Have you been trying to follow Kentucky marijuana legalization news online and find you cannot figure out if it is legalized or if the bill died in the Kentucky State Senate?
Current Kentucky medical marijuana laws were introduced in late 2016 by Kentucky state senator, Perry Clark. This particular senator has introduced similar laws in the past, but the one that was due to be voted on in 2017 by Kentucky state lawmakers is called The Cannabis Compassion Act, and it was filed as BR409.
While there were plenty of fans that were excited about this news in early 2017, after the bills for Kentucky legal marijuana were filed, no one seemed to know when anything was going to happen next. It was not really clear to many Kentuckians if lawmakers had denied or confirmed a bill to legalize marijuana.
Worse, the Kentucky State Senate closed their main legislative session on March 31, and there was no news about where the legal marijuana bill was going. In order to get a few facts straight, some careful online sleuthing was done to get all of the right information in the right place.
As previously reported by the Inquisitr, Kentucky did not pass medical marijuana in early 2017. The confusion was caused when several articles were published in February that quoted a news source that had misinformation on the topic.
When information is reviewed about Kentucky’s medical marijuana bills that are being proposed in 2017, it shows on the SB76 and SB57 websites that they have been “assigned” to various committees for review — and are therefore still in progress.
SB57 is currently assigned to Health and Welfare, while SB76 is with Licensing, Occupations, and Administrative Regulations.
Regardless, what these pages do not clearly indicate is whether or not these bills are still being considered, when they will be considered, or when they will be voted on.
Thankfully, by cross-referencing with the 2017 interim calendar for the Kentucky State Senate, there is helpful information about approximate dates to expect Kentucky marijuana legalization news.
As far as SB76 goes, Licensing, Occupations, and Administrative Regulations will meet the second Friday of each month between June and October. In November, Licensing, Occupations, and Administrative Regulations will meet on the 17th.
For SB57, Health and Welfare meet the third Wednesday of each month during the June-November Kentucky State Senate interim calendar.
With the basic information needed to target key dates to listen out for the legalization of marijuana in Kentucky, the next question is whether or not the state senators will actually vote for it.
Although there have been many supporters of the medical marijuana bill in Kentucky, there have also been a few opponents.
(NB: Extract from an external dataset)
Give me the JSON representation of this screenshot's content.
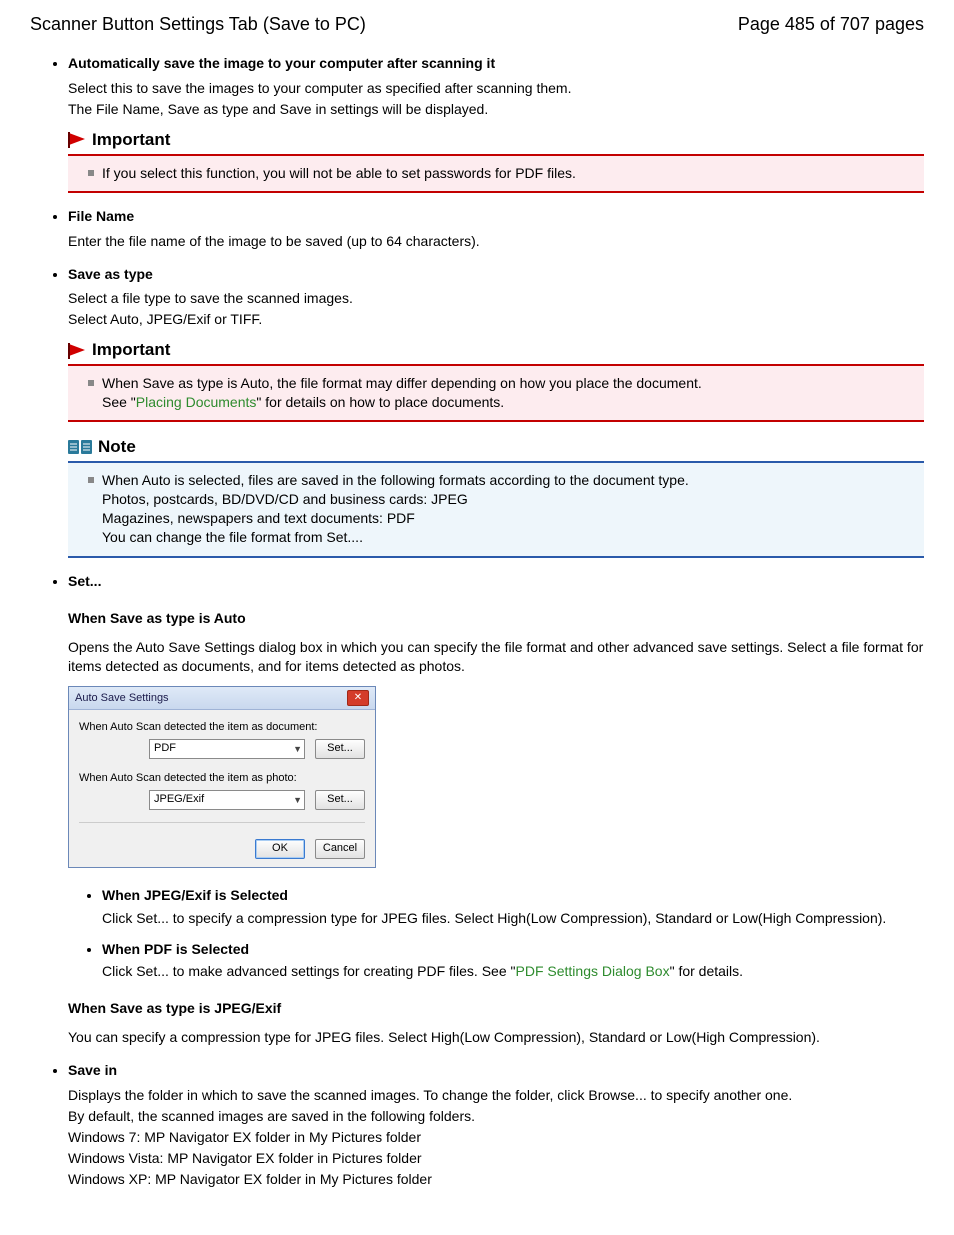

For example, in La Crosse, Wisconsin, they reported that a retired Kentucky state trooper, Ed Shemelya, is the director of the National Marijuana Initiative, according to WXOW. In La Crosse, Shemelya is educating attendants of his talks about how “marijuana is one of the most dangerous drugs due to what we do not yet know about its effects.”
As an anti-weed advocate, Ed Shemelya has also visited Glasgow, Kentucky, with a similar message.
This time, instead of children, Glasgow Daily Times stated that Shemelya’s audience for his anti-marijuana message was comprised of “law enforcement officials, and others ranged from health educators to youth service and family resource center coordinators.”
Countering anti-weed messages like Ed Shemelya’s are multiple medical marijuana town hall meetings that have been scheduled throughout Kentucky.
According to WSAZ, Justin Lewandoski, a member of the town hall in Paintsville, Kentucky, says the medical marijuana meeting planned for April 20 was meant to educate people by letting people speak about their “experiences with medical marijuana and the relief it provided them.”
While Kentucky is still in the process of potentially voting for medical marijuana, the state continues to prosecute buyers, growers, and distributors. Naturally, keeping marijuana illegal means that budget-strapped Kentucky must pay law enforcement and jails for marijuana arrests.
In addition to the arrests of marijuana growers that know they have THC in their crops, WKYT says that authorities are so overzealous about the illegality of marijuana in Kentucky that they recently burned a crop of commercial hemp because it allegedly had “too much THC.”
Not having legal marijuana in Kentucky also means that the state is targeted for trafficking from outsiders. For example, WKMS reports on April 19 that Kentucky state police arrested a man from Washington state that was trafficking 75-pounds of marijuana through Lyon County.
Kentucky also continues to prosecute marijuana grower John Robert “Johnny” Boone, allegedly the “Godfather” of the Cornbread Mafia. After eluding authorities for almost 10 years, John Boone was finally isolated and captured in 2017.
When John Boone was arrested and convicted in 1988, he went to jail for a decade for having one of the biggest marijuana growing syndicates of all time that had farming operations in almost 30 states, according to U.S. News & World Report.
About the reasons he grew marijuana, John Boone stated the following in federal court when he was sentenced in the late 1980s.
“With the poverty at home [in Kentucky], marijuana is sometimes one of the things that puts bread on the table. We were working with our hands on earth God gave us.”
Updates on Kentucky’s medical marijuana bills can be followed on Legiscan.
[Feature Image by Drew Angerer/Getty Images]